On 2007-01-03, Dave Younce wrote:

(I think you know that) I'm LDS, same as your father, same as Brand, (I don't think you self-identify as LDS, but maybe I'm wrong). I lived in Utah for about a year - started my college career at BYU and decided it wasn't the place for me. One of the reasons I said to myself was that people were 'too homogenous'.  I think what I probably meant was that (having grown up in a place with relatively few church members) I was used to the fact that my beliefs stood out a little, and I liked that. The problem (or a problem, anyway) with living there was that anybody who was a jerk to you or stole your girlfriend or whatever was probably LDS, too, and so if you wanted to, you could easily find examples of people being hypocritical or not living up to their beliefs.

On the other hand, people as a whole were exceedingly polite, helpful, courteous, and accommodating. At least that was my experience. I guess what I'm getting at is that when you go someplace with the most Mormons, you'll see the best Mormons and the worst ones. You may even see enough of the worst ones to feel like the populace as a whole is corrupt, but I doubt that's really the case. I'm guessing that all your neighbors in Utah are human beings with faults and issues, same as anyone, but that in general they'd be pretty decent neighbors.

That's the general case I'm getting to. That in a concentration of people, any people, if you're looking for hypocrisy, you'll find it. Even in religious communities. Even in religious communities with good ideas (whether or not you believe the LDS church is such a case). That "what happens when society eclipses religion" is that people are people, in or out of religion, and the 'heart of our religion' is full of imperfect people who are no more (and possibly no less) corrupt than any other society.

As for the grand tradition of declaring the church and its populace to be corrupt, I've always just chalked that up to the Jeremiad tradition of preaching. It's a common and popular way to preach, in and out of the LDS church. Deuteronomy 28; Lamentations; Alma 5; Sinners in the Hands of an Angry God; Jesus himself cleansing the temple and preaching against the Pharisees in Matthew 6, and so forth. When you want to inspire a change, its generally pretty common practice to demonstrate that the population you're talking to is in need of change.  Also, I don't see all much of that from the Church or its leaders these days, but maybe that's not a shared perception.

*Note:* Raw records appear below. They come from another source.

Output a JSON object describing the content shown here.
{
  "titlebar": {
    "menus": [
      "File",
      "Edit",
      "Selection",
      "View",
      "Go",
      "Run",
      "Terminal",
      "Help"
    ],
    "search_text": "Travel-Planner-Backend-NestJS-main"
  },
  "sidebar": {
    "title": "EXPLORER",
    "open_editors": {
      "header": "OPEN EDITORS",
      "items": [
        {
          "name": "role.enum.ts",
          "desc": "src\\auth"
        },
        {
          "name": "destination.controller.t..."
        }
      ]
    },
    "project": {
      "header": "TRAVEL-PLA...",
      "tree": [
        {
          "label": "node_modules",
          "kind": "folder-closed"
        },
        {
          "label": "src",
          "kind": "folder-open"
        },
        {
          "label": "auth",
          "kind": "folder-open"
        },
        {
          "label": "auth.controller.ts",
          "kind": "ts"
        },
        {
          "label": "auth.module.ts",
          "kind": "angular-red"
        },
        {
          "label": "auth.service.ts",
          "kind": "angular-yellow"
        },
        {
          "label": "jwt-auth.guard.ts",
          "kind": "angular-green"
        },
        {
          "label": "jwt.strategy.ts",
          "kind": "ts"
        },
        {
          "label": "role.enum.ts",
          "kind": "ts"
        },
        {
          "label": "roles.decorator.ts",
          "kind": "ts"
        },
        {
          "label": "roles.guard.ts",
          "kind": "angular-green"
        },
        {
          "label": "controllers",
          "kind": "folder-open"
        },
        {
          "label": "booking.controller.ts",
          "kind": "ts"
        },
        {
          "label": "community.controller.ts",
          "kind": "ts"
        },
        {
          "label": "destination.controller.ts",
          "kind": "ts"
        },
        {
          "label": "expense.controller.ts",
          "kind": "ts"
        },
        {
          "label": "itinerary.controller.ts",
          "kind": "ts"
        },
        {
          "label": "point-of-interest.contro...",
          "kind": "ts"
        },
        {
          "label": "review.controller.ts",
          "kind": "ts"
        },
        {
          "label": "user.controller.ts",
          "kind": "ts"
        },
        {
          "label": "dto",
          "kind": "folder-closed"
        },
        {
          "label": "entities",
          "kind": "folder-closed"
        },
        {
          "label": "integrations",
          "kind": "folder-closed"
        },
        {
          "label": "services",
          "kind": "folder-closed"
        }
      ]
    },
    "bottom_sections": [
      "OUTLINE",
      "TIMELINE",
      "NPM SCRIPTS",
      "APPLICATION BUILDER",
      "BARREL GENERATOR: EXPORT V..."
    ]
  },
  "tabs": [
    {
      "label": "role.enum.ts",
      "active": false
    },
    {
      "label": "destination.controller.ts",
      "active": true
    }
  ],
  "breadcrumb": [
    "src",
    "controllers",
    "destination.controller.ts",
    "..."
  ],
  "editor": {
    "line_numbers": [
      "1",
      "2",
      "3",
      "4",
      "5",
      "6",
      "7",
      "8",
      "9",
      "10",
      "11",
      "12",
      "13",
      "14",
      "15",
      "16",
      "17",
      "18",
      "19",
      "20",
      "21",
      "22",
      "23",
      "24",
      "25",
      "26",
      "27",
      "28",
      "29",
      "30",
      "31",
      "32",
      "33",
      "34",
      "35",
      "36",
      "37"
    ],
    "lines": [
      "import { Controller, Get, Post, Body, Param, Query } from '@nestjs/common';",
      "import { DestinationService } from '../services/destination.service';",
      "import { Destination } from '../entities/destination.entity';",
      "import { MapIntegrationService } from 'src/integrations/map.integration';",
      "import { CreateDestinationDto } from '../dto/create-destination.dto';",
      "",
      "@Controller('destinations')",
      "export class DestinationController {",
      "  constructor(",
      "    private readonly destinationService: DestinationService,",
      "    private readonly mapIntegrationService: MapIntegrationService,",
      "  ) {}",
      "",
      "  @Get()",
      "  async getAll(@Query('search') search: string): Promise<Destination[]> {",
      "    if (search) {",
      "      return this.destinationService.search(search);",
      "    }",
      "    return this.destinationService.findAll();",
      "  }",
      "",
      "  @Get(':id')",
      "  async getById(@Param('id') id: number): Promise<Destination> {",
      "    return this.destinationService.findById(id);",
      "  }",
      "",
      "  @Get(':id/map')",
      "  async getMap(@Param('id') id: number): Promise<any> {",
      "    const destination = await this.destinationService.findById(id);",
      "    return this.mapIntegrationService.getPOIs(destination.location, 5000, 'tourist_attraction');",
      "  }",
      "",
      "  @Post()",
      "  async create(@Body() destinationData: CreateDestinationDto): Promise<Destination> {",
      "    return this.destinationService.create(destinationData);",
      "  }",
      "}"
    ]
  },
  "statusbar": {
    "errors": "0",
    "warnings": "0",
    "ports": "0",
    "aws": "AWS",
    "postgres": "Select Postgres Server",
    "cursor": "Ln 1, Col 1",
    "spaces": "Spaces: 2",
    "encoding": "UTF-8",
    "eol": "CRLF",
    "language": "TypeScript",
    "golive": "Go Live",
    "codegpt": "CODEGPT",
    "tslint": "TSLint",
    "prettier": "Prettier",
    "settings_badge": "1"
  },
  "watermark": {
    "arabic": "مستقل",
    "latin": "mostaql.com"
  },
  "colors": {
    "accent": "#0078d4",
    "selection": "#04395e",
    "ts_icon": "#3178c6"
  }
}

I could go on a whole page or two about what I understood from your story about your what your father said - but that's best for a non-internet discussion. Maybe at Camp Nerdly.


This makes...
short response
optional explanation (be brief!):

if you're human, not a spambot, type "human":